ACTIVITY
Bring together every line in the data that includes "FactPurchaseOrder".

DATA PROVIDED
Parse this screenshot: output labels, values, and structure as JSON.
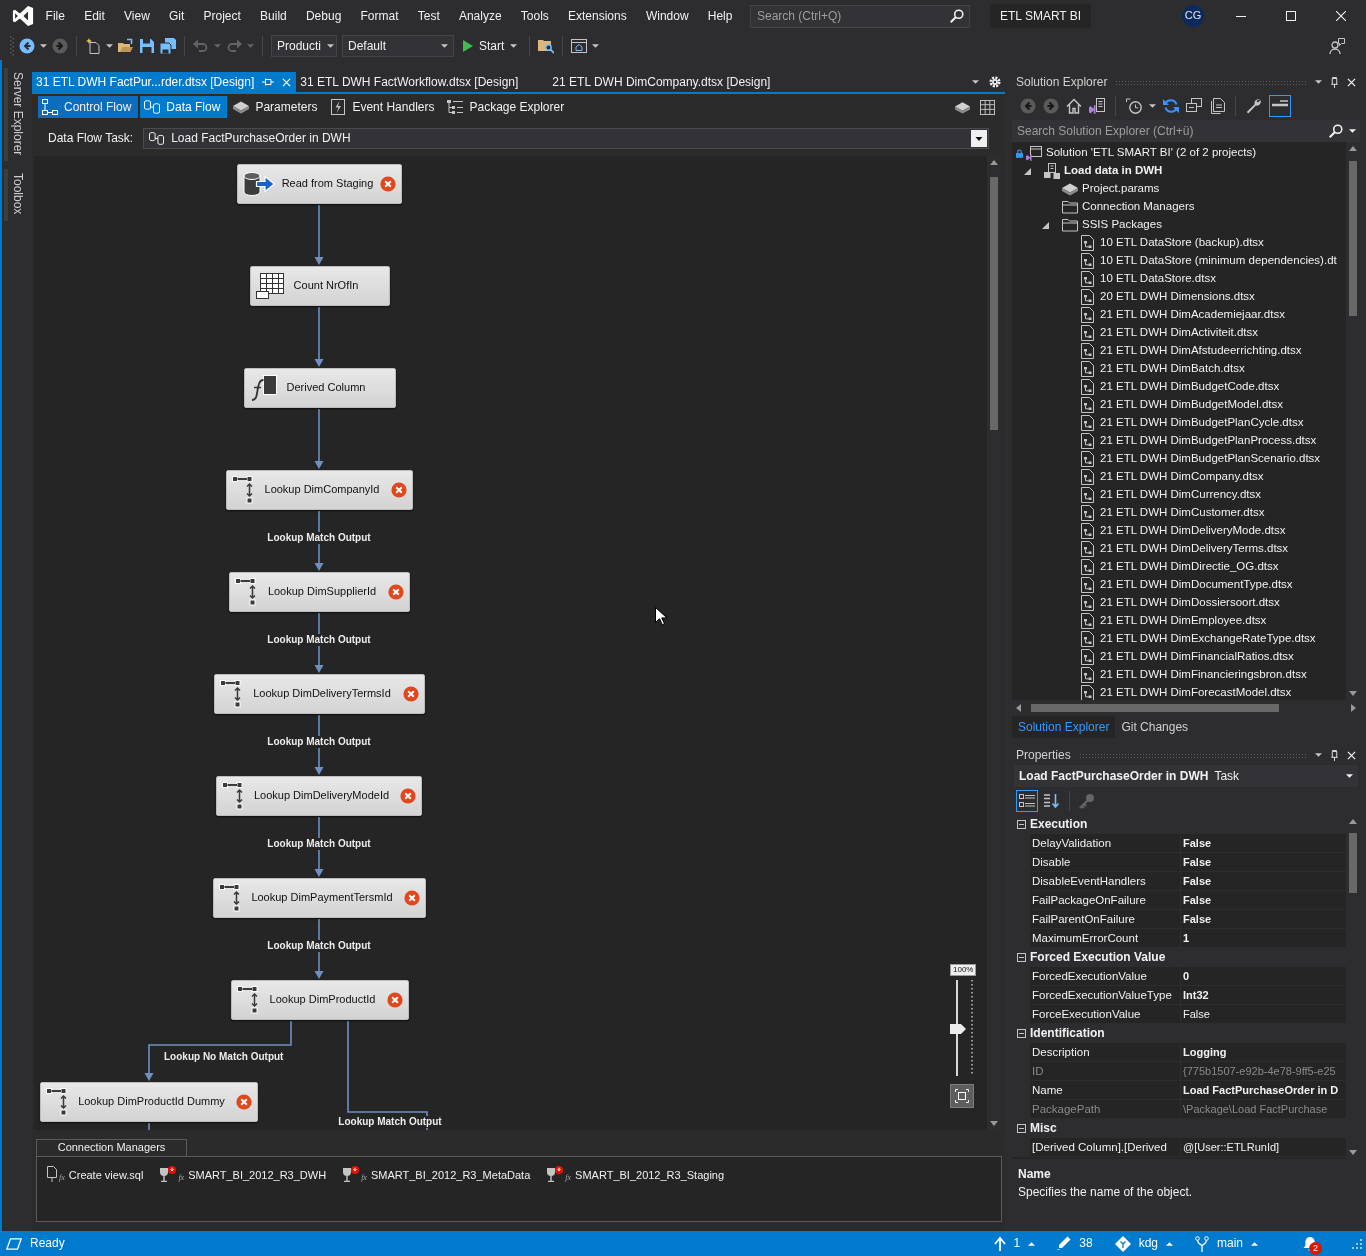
{
  "title_bar": {
    "menu": [
      "File",
      "Edit",
      "View",
      "Git",
      "Project",
      "Build",
      "Debug",
      "Format",
      "Test",
      "Analyze",
      "Tools",
      "Extensions",
      "Window",
      "Help"
    ],
    "search": {
      "placeholder": "Search (Ctrl+Q)"
    },
    "solution_title": "ETL SMART BI",
    "account_initials": "CG"
  },
  "toolbar": {
    "buttons": [
      {
        "kind": "back",
        "disabled": false
      },
      {
        "kind": "forward",
        "disabled": true
      },
      {
        "kind": "separator"
      },
      {
        "kind": "new_project",
        "disabled": false
      },
      {
        "kind": "open",
        "disabled": false
      },
      {
        "kind": "save",
        "disabled": false
      },
      {
        "kind": "save_all",
        "disabled": false
      },
      {
        "kind": "separator"
      },
      {
        "kind": "undo",
        "disabled": true
      },
      {
        "kind": "redo",
        "disabled": true
      },
      {
        "kind": "separator"
      }
    ],
    "configuration": "Producti",
    "platform": "Default",
    "start": "Start",
    "extra_buttons": [
      {
        "kind": "find_in_folder",
        "disabled": false
      },
      {
        "kind": "separator"
      },
      {
        "kind": "browser",
        "disabled": false
      }
    ]
  },
  "side_tabs": [
    "Server Explorer",
    "Toolbox"
  ],
  "document_tabs": [
    {
      "label": "31 ETL DWH FactPur...rder.dtsx [Design]",
      "selected": true
    },
    {
      "label": "31 ETL DWH FactWorkflow.dtsx [Design]",
      "selected": false
    },
    {
      "label": "21 ETL DWH DimCompany.dtsx [Design]",
      "selected": false
    }
  ],
  "designer_tabs": [
    {
      "kind": "control_flow",
      "label": "Control Flow",
      "selected": false,
      "hovered": true
    },
    {
      "kind": "data_flow",
      "label": "Data Flow",
      "selected": true,
      "hovered": false
    },
    {
      "kind": "parameters",
      "label": "Parameters",
      "selected": false,
      "hovered": false
    },
    {
      "kind": "event_handlers",
      "label": "Event Handlers",
      "selected": false,
      "hovered": false
    },
    {
      "kind": "package_explorer",
      "label": "Package Explorer",
      "selected": false,
      "hovered": false
    }
  ],
  "task_selector": {
    "label": "Data Flow Task:",
    "value": "Load FactPurchaseOrder in DWH"
  },
  "data_flow": {
    "nodes": [
      {
        "kind": "source",
        "label": "Read from Staging",
        "error": true
      },
      {
        "kind": "row_count",
        "label": "Count NrOfIn",
        "error": false
      },
      {
        "kind": "derived_column",
        "label": "Derived Column",
        "error": false
      },
      {
        "kind": "lookup",
        "label": "Lookup DimCompanyId",
        "error": true
      },
      {
        "kind": "lookup",
        "label": "Lookup DimSupplierId",
        "error": true
      },
      {
        "kind": "lookup",
        "label": "Lookup DimDeliveryTermsId",
        "error": true
      },
      {
        "kind": "lookup",
        "label": "Lookup DimDeliveryModeId",
        "error": true
      },
      {
        "kind": "lookup",
        "label": "Lookup DimPaymentTersmId",
        "error": true
      },
      {
        "kind": "lookup",
        "label": "Lookup DimProductId",
        "error": true
      },
      {
        "kind": "lookup",
        "label": "Lookup DimProductId Dummy",
        "error": true
      }
    ],
    "paths": [
      {
        "kind": "arrow"
      },
      {
        "kind": "arrow"
      },
      {
        "kind": "arrow"
      },
      {
        "kind": "arrow",
        "label": "Lookup Match Output"
      },
      {
        "kind": "arrow",
        "label": "Lookup Match Output"
      },
      {
        "kind": "arrow",
        "label": "Lookup Match Output"
      },
      {
        "kind": "arrow",
        "label": "Lookup Match Output"
      },
      {
        "kind": "arrow",
        "label": "Lookup Match Output"
      },
      {
        "kind": "arrow",
        "label": "Lookup No Match Output"
      },
      {
        "kind": "line",
        "label": "Lookup Match Output"
      },
      {
        "kind": "line"
      }
    ],
    "zoom": {
      "reading": "100%",
      "level": 0.5
    }
  },
  "connection_managers": {
    "title": "Connection Managers",
    "items": [
      {
        "kind": "file",
        "label": "Create view.sql",
        "error": false,
        "expression": "fx"
      },
      {
        "kind": "database",
        "label": "SMART_BI_2012_R3_DWH",
        "error": true,
        "expression": "fx"
      },
      {
        "kind": "database",
        "label": "SMART_BI_2012_R3_MetaData",
        "error": true,
        "expression": "fx"
      },
      {
        "kind": "database",
        "label": "SMART_BI_2012_R3_Staging",
        "error": true,
        "expression": "fx"
      }
    ]
  },
  "solution_explorer": {
    "title": "Solution Explorer",
    "toolbar": [
      {
        "kind": "back",
        "disabled": true,
        "on": false
      },
      {
        "kind": "forward",
        "disabled": true,
        "on": false
      },
      {
        "kind": "home",
        "disabled": false,
        "on": false
      },
      {
        "kind": "switch_views",
        "disabled": false,
        "on": false
      },
      {
        "kind": "separator"
      },
      {
        "kind": "pending_changes",
        "disabled": false,
        "on": false
      },
      {
        "kind": "sync",
        "disabled": false,
        "on": false
      },
      {
        "kind": "collapse_all",
        "disabled": false,
        "on": false
      },
      {
        "kind": "show_all_files",
        "disabled": false,
        "on": false
      },
      {
        "kind": "separator"
      },
      {
        "kind": "properties",
        "disabled": false,
        "on": false
      },
      {
        "kind": "preview",
        "disabled": false,
        "on": true
      }
    ],
    "search": {
      "placeholder": "Search Solution Explorer (Ctrl+ü)"
    },
    "tree": [
      {
        "kind": "solution",
        "label": "Solution 'ETL SMART BI' (2 of 2 projects)",
        "children": [
          {
            "kind": "project",
            "label": "Load data in DWH",
            "expanded": true,
            "startup": true,
            "children": [
              {
                "kind": "params",
                "label": "Project.params"
              },
              {
                "kind": "folder",
                "label": "Connection Managers"
              },
              {
                "kind": "folder",
                "label": "SSIS Packages",
                "expanded": true,
                "children": [
                  {
                    "kind": "package",
                    "label": "10 ETL DataStore (backup).dtsx"
                  },
                  {
                    "kind": "package",
                    "label": "10 ETL DataStore (minimum dependencies).dt"
                  },
                  {
                    "kind": "package",
                    "label": "10 ETL DataStore.dtsx"
                  },
                  {
                    "kind": "package",
                    "label": "20 ETL DWH Dimensions.dtsx"
                  },
                  {
                    "kind": "package",
                    "label": "21 ETL DWH DimAcademiejaar.dtsx"
                  },
                  {
                    "kind": "package",
                    "label": "21 ETL DWH DimActiviteit.dtsx"
                  },
                  {
                    "kind": "package",
                    "label": "21 ETL DWH DimAfstudeerrichting.dtsx"
                  },
                  {
                    "kind": "package",
                    "label": "21 ETL DWH DimBatch.dtsx"
                  },
                  {
                    "kind": "package",
                    "label": "21 ETL DWH DimBudgetCode.dtsx"
                  },
                  {
                    "kind": "package",
                    "label": "21 ETL DWH DimBudgetModel.dtsx"
                  },
                  {
                    "kind": "package",
                    "label": "21 ETL DWH DimBudgetPlanCycle.dtsx"
                  },
                  {
                    "kind": "package",
                    "label": "21 ETL DWH DimBudgetPlanProcess.dtsx"
                  },
                  {
                    "kind": "package",
                    "label": "21 ETL DWH DimBudgetPlanScenario.dtsx"
                  },
                  {
                    "kind": "package",
                    "label": "21 ETL DWH DimCompany.dtsx"
                  },
                  {
                    "kind": "package",
                    "label": "21 ETL DWH DimCurrency.dtsx"
                  },
                  {
                    "kind": "package",
                    "label": "21 ETL DWH DimCustomer.dtsx"
                  },
                  {
                    "kind": "package",
                    "label": "21 ETL DWH DimDeliveryMode.dtsx"
                  },
                  {
                    "kind": "package",
                    "label": "21 ETL DWH DimDeliveryTerms.dtsx"
                  },
                  {
                    "kind": "package",
                    "label": "21 ETL DWH DimDirectie_OG.dtsx"
                  },
                  {
                    "kind": "package",
                    "label": "21 ETL DWH DimDocumentType.dtsx"
                  },
                  {
                    "kind": "package",
                    "label": "21 ETL DWH DimDossiersoort.dtsx"
                  },
                  {
                    "kind": "package",
                    "label": "21 ETL DWH DimEmployee.dtsx"
                  },
                  {
                    "kind": "package",
                    "label": "21 ETL DWH DimExchangeRateType.dtsx"
                  },
                  {
                    "kind": "package",
                    "label": "21 ETL DWH DimFinancialRatios.dtsx"
                  },
                  {
                    "kind": "package",
                    "label": "21 ETL DWH DimFinancieringsbron.dtsx"
                  },
                  {
                    "kind": "package",
                    "label": "21 ETL DWH DimForecastModel.dtsx"
                  }
                ]
              }
            ]
          }
        ]
      }
    ],
    "tabs": [
      {
        "label": "Solution Explorer",
        "selected": true
      },
      {
        "label": "Git Changes",
        "selected": false
      }
    ]
  },
  "properties": {
    "title": "Properties",
    "object_name": "Load FactPurchaseOrder in DWH",
    "object_type": "Task",
    "view_buttons": [
      {
        "kind": "categorized",
        "selected": true
      },
      {
        "kind": "alphabetical",
        "selected": false
      }
    ],
    "property_pages_button": {
      "disabled": true
    },
    "categories": [
      {
        "name": "Execution",
        "expanded": true,
        "rows": [
          {
            "name": "DelayValidation",
            "value": "False",
            "modified": true,
            "readonly": false
          },
          {
            "name": "Disable",
            "value": "False",
            "modified": true,
            "readonly": false
          },
          {
            "name": "DisableEventHandlers",
            "value": "False",
            "modified": true,
            "readonly": false
          },
          {
            "name": "FailPackageOnFailure",
            "value": "False",
            "modified": true,
            "readonly": false
          },
          {
            "name": "FailParentOnFailure",
            "value": "False",
            "modified": true,
            "readonly": false
          },
          {
            "name": "MaximumErrorCount",
            "value": "1",
            "modified": true,
            "readonly": false
          }
        ]
      },
      {
        "name": "Forced Execution Value",
        "expanded": true,
        "rows": [
          {
            "name": "ForcedExecutionValue",
            "value": "0",
            "modified": true,
            "readonly": false
          },
          {
            "name": "ForcedExecutionValueType",
            "value": "Int32",
            "modified": true,
            "readonly": false
          },
          {
            "name": "ForceExecutionValue",
            "value": "False",
            "modified": false,
            "readonly": false
          }
        ]
      },
      {
        "name": "Identification",
        "expanded": true,
        "rows": [
          {
            "name": "Description",
            "value": "Logging",
            "modified": true,
            "readonly": false
          },
          {
            "name": "ID",
            "value": "{775b1507-e92b-4e78-9ff5-e25",
            "modified": false,
            "readonly": true
          },
          {
            "name": "Name",
            "value": "Load FactPurchaseOrder in D",
            "modified": true,
            "readonly": false
          },
          {
            "name": "PackagePath",
            "value": "\\Package\\Load FactPurchase",
            "modified": false,
            "readonly": true
          }
        ]
      },
      {
        "name": "Misc",
        "expanded": true,
        "rows": [
          {
            "name": "[Derived Column].[Derived",
            "value": "@[User::ETLRunId]",
            "modified": false,
            "readonly": false
          }
        ]
      }
    ],
    "description": {
      "title": "Name",
      "text": "Specifies the name of the object."
    }
  },
  "status_bar": {
    "message": "Ready",
    "items": [
      {
        "kind": "push",
        "label": "1",
        "menu": true
      },
      {
        "kind": "changes",
        "label": "38",
        "menu": false
      },
      {
        "kind": "repository",
        "label": "kdg",
        "menu": true
      },
      {
        "kind": "branch",
        "label": "main",
        "menu": true
      }
    ],
    "notifications": "2"
  }
}
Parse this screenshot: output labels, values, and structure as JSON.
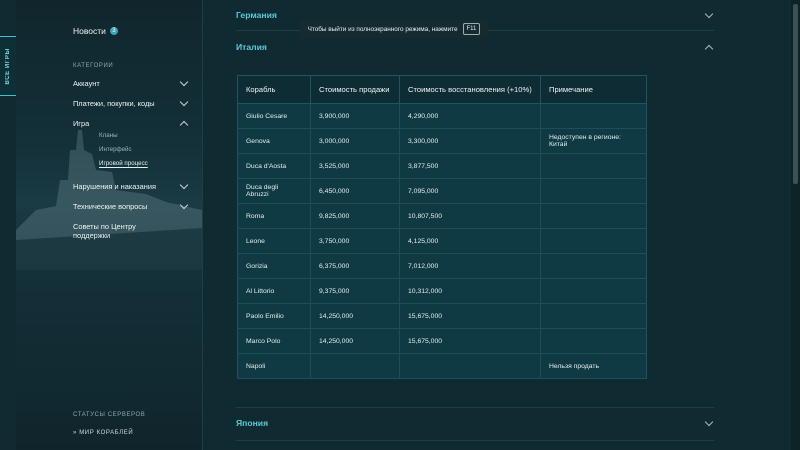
{
  "left_tab": {
    "label": "ВСЕ ИГРЫ"
  },
  "sidebar": {
    "news": {
      "label": "Новости",
      "badge": "3"
    },
    "categories_header": "КАТЕГОРИИ",
    "items": [
      {
        "label": "Аккаунт",
        "expanded": false
      },
      {
        "label": "Платежи, покупки, коды",
        "expanded": false
      },
      {
        "label": "Игра",
        "expanded": true,
        "children": [
          "Кланы",
          "Интерфейс",
          "Игровой процесс"
        ]
      },
      {
        "label": "Нарушения и наказания",
        "expanded": false
      },
      {
        "label": "Технические вопросы",
        "expanded": false
      },
      {
        "label": "Советы по Центру поддержки",
        "expanded": false
      }
    ],
    "servers_header": "СТАТУСЫ СЕРВЕРОВ",
    "servers_item": "»  МИР КОРАБЛЕЙ"
  },
  "toast": {
    "text": "Чтобы выйти из полноэкранного режима, нажмите",
    "key": "F11"
  },
  "sections": [
    {
      "title": "Германия",
      "expanded": false
    },
    {
      "title": "Италия",
      "expanded": true
    },
    {
      "title": "Япония",
      "expanded": false
    }
  ],
  "table": {
    "headers": [
      "Корабль",
      "Стоимость продажи",
      "Стоимость восстановления (+10%)",
      "Примечание"
    ],
    "rows": [
      [
        "Giulio Cesare",
        "3,900,000",
        "4,290,000",
        ""
      ],
      [
        "Genova",
        "3,000,000",
        "3,300,000",
        "Недоступен в регионе: Китай"
      ],
      [
        "Duca d'Aosta",
        "3,525,000",
        "3,877,500",
        ""
      ],
      [
        "Duca degli Abruzzi",
        "6,450,000",
        "7,095,000",
        ""
      ],
      [
        "Roma",
        "9,825,000",
        "10,807,500",
        ""
      ],
      [
        "Leone",
        "3,750,000",
        "4,125,000",
        ""
      ],
      [
        "Gorizia",
        "6,375,000",
        "7,012,000",
        ""
      ],
      [
        "Al Littorio",
        "9,375,000",
        "10,312,000",
        ""
      ],
      [
        "Paolo Emilio",
        "14,250,000",
        "15,675,000",
        ""
      ],
      [
        "Marco Polo",
        "14,250,000",
        "15,675,000",
        ""
      ],
      [
        "Napoli",
        "",
        "",
        "Нельзя продать"
      ]
    ]
  },
  "colors": {
    "accent": "#5fc9d6",
    "background": "#0f2a31",
    "table_bg": "#0f3a43"
  }
}
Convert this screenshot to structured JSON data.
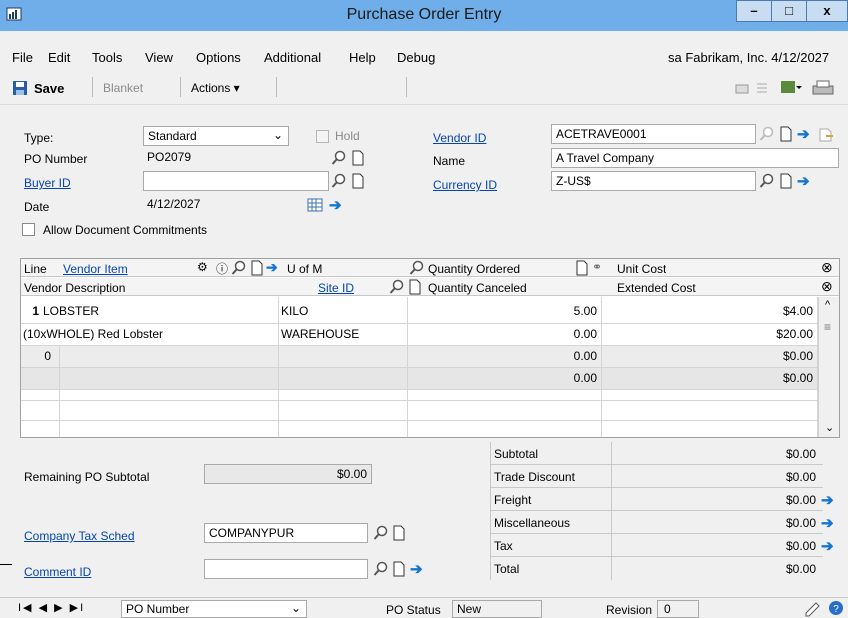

YOUR RESPONSE
    "value": "Load FactPurchaseOrder in DWH"
    "object_name": "Load FactPurchaseOrder in DWH",
            "value": "Load FactPurchaseOrder in D",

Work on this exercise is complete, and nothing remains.